Next, we introduce the Turing machine, a kind of automaton that can define all the languages that can reasonably be said to be definable by any sort of computing device (the so-called "recursively enumerable languages"). We shall learn how "problems" (mathematical questions) can be expressed as languages. That lets us define problems to be "decidable" if their language can be defined by a Turing machine and "undecidable" if not. We shall see some basic undecidable problems, for example, it is undecidable whether the intersection of two context-free languages is empty.
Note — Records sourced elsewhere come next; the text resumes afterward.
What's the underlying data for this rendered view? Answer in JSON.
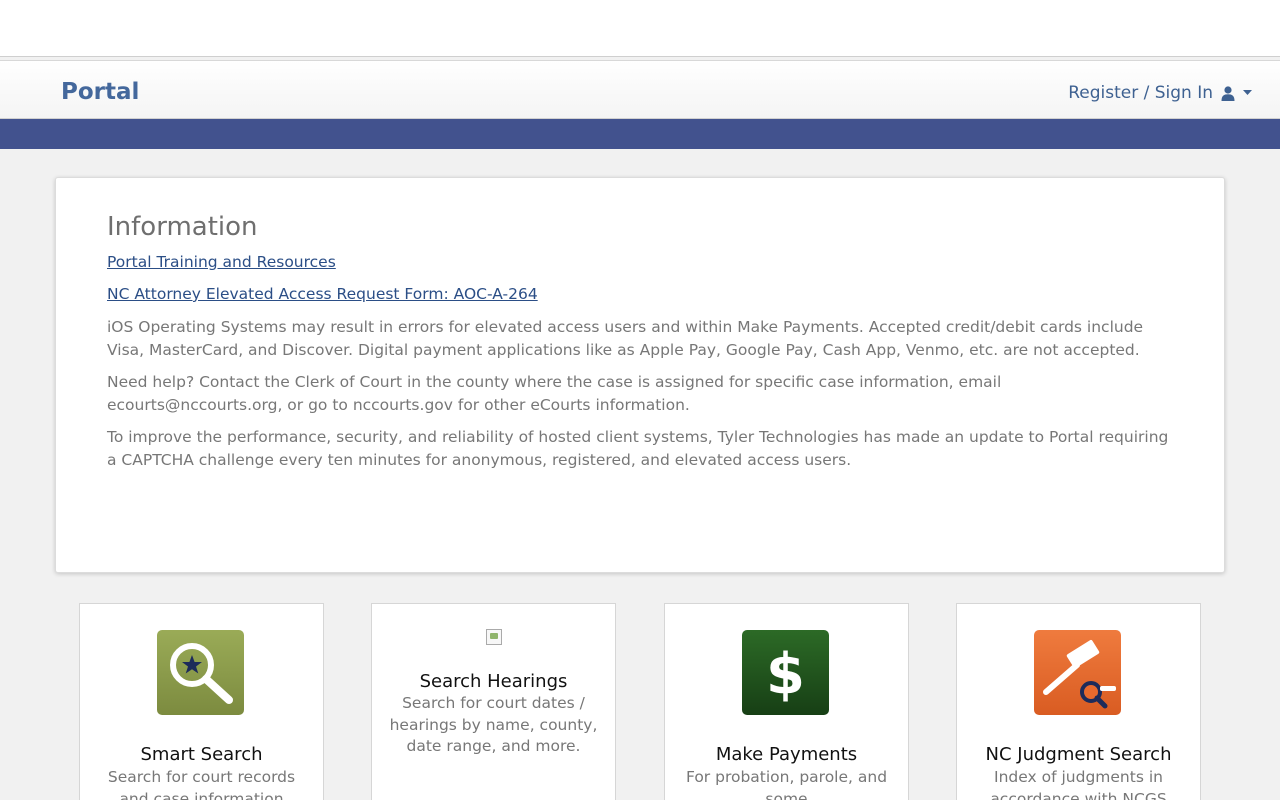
{
  "header": {
    "brand": "Portal",
    "signin_label": "Register / Sign In"
  },
  "info": {
    "title": "Information",
    "links": [
      "Portal Training and Resources",
      "NC Attorney Elevated Access Request Form: AOC-A-264"
    ],
    "paragraphs": [
      "iOS Operating Systems may result in errors for elevated access users and within Make Payments. Accepted credit/debit cards include Visa, MasterCard, and Discover. Digital payment applications like as Apple Pay, Google Pay, Cash App, Venmo, etc. are not accepted.",
      "Need help? Contact the Clerk of Court in the county where the case is assigned for specific case information, email ecourts@nccourts.org, or go to nccourts.gov for other eCourts information.",
      "To improve the performance, security, and reliability of hosted client systems, Tyler Technologies has made an update to Portal requiring a CAPTCHA challenge every ten minutes for anonymous, registered, and elevated access users."
    ]
  },
  "tiles": [
    {
      "title": "Smart Search",
      "description": "Search for court records and case information",
      "icon": "magnifier-star-icon",
      "color": "#8a9a4c"
    },
    {
      "title": "Search Hearings",
      "description": "Search for court dates / hearings by name, county, date range, and more.",
      "icon": "broken-image-icon"
    },
    {
      "title": "Make Payments",
      "description": "For probation, parole, and some",
      "icon": "dollar-icon",
      "color": "#1f4f1c"
    },
    {
      "title": "NC Judgment Search",
      "description": "Index of judgments in accordance with NCGS",
      "icon": "gavel-search-icon",
      "color": "#e6692f"
    }
  ],
  "colors": {
    "brand": "#44689c",
    "bluebar": "#42528e",
    "link": "#2b4e86"
  }
}
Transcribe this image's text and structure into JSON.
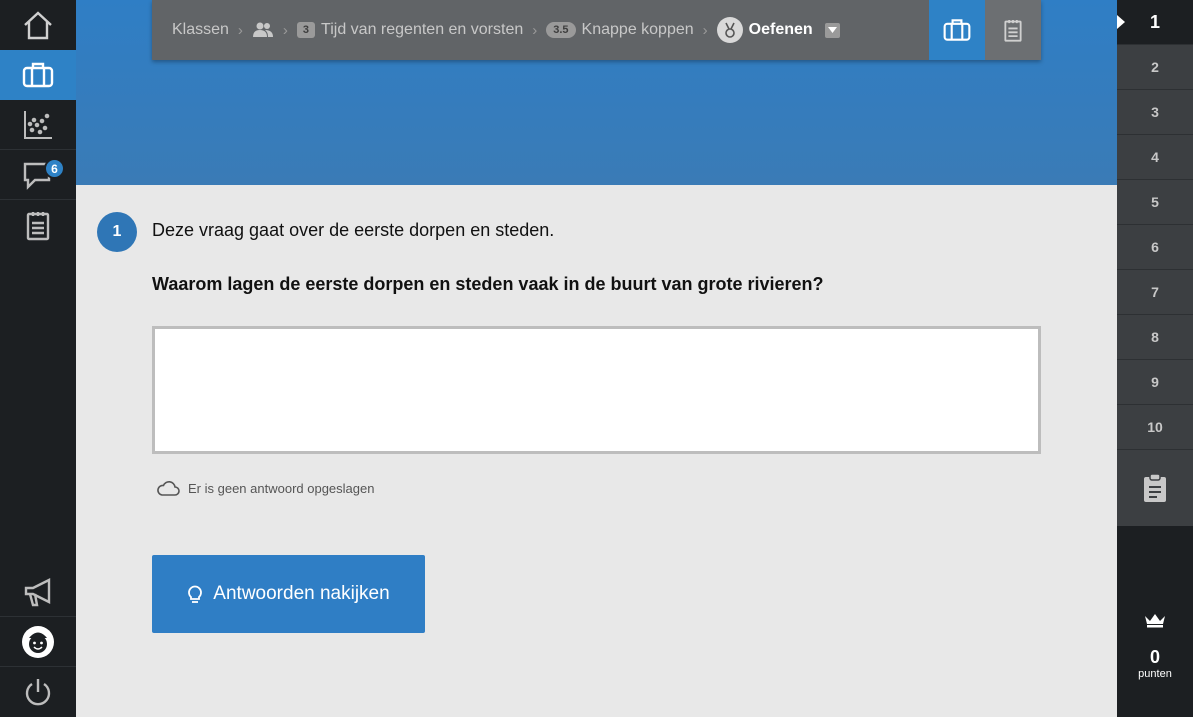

Last, we look at the theory of intractable problems. These are problems that, while they are decidable, have almost certainly no algorithm that runs in time less than some exponential function of the size of their input. We meet the NP-complete problems, a large class of intractable problems. This class includes many of the hard combinatorial problems that have been assumed for decades or even centuries to require exponential time, and we learn that either none or all of these problems have polynomial-time algorithms. A common example of an NP-complete problem is SAT, the question of whether a Boolean expression has a truth-assignment to its variables that makes the expression itself true.
At a glance
- Institution: StanfordOnline
- Subject: Computer Science
- Level: Advanced
The primary prerequisite for this course is reasonable "mathematical sophistication." That is, you should feel comfortable with mathematics and proofs. Specific topics that are useful include a knowledge of graphs, trees, and logic, as well as basic data structures and algorithms.
It is intended for students who have had at least 2 years of Computer-Science courses, including discrete mathematics (graphs, trees, logic, proofs, etc.) and an introduction to data structures and algorithms.
- Language: English
- Video Transcript: English
What you'll learnSkip What you'll learn
- Finite automata and regular expressions
- Context-free grammars
- Turing machines and decidability
- The theory of intractability, or NP-complete problems
About the instructors
Frequently Asked QuestionsSkip Frequently Asked Questions
Do I need to buy a textbook?
The class is self-contained, and you are not expected to purchase or steal a textbook. However, should you wish to do so, the textbook that matches the course most closely is Automata Theory, Languages, and Computation by Hopcroft, Motwani, and Ullman, Addison-Wesley, 2007.
What should I do if I don't have the prerequisites?
For this purpose, there is a free textbook Foundations of Computer Science.
How much work is expected?
The amount of work will vary, depending on your background and the ease with which you follow mathematical ideas. However, 10 hours per week is a good guess.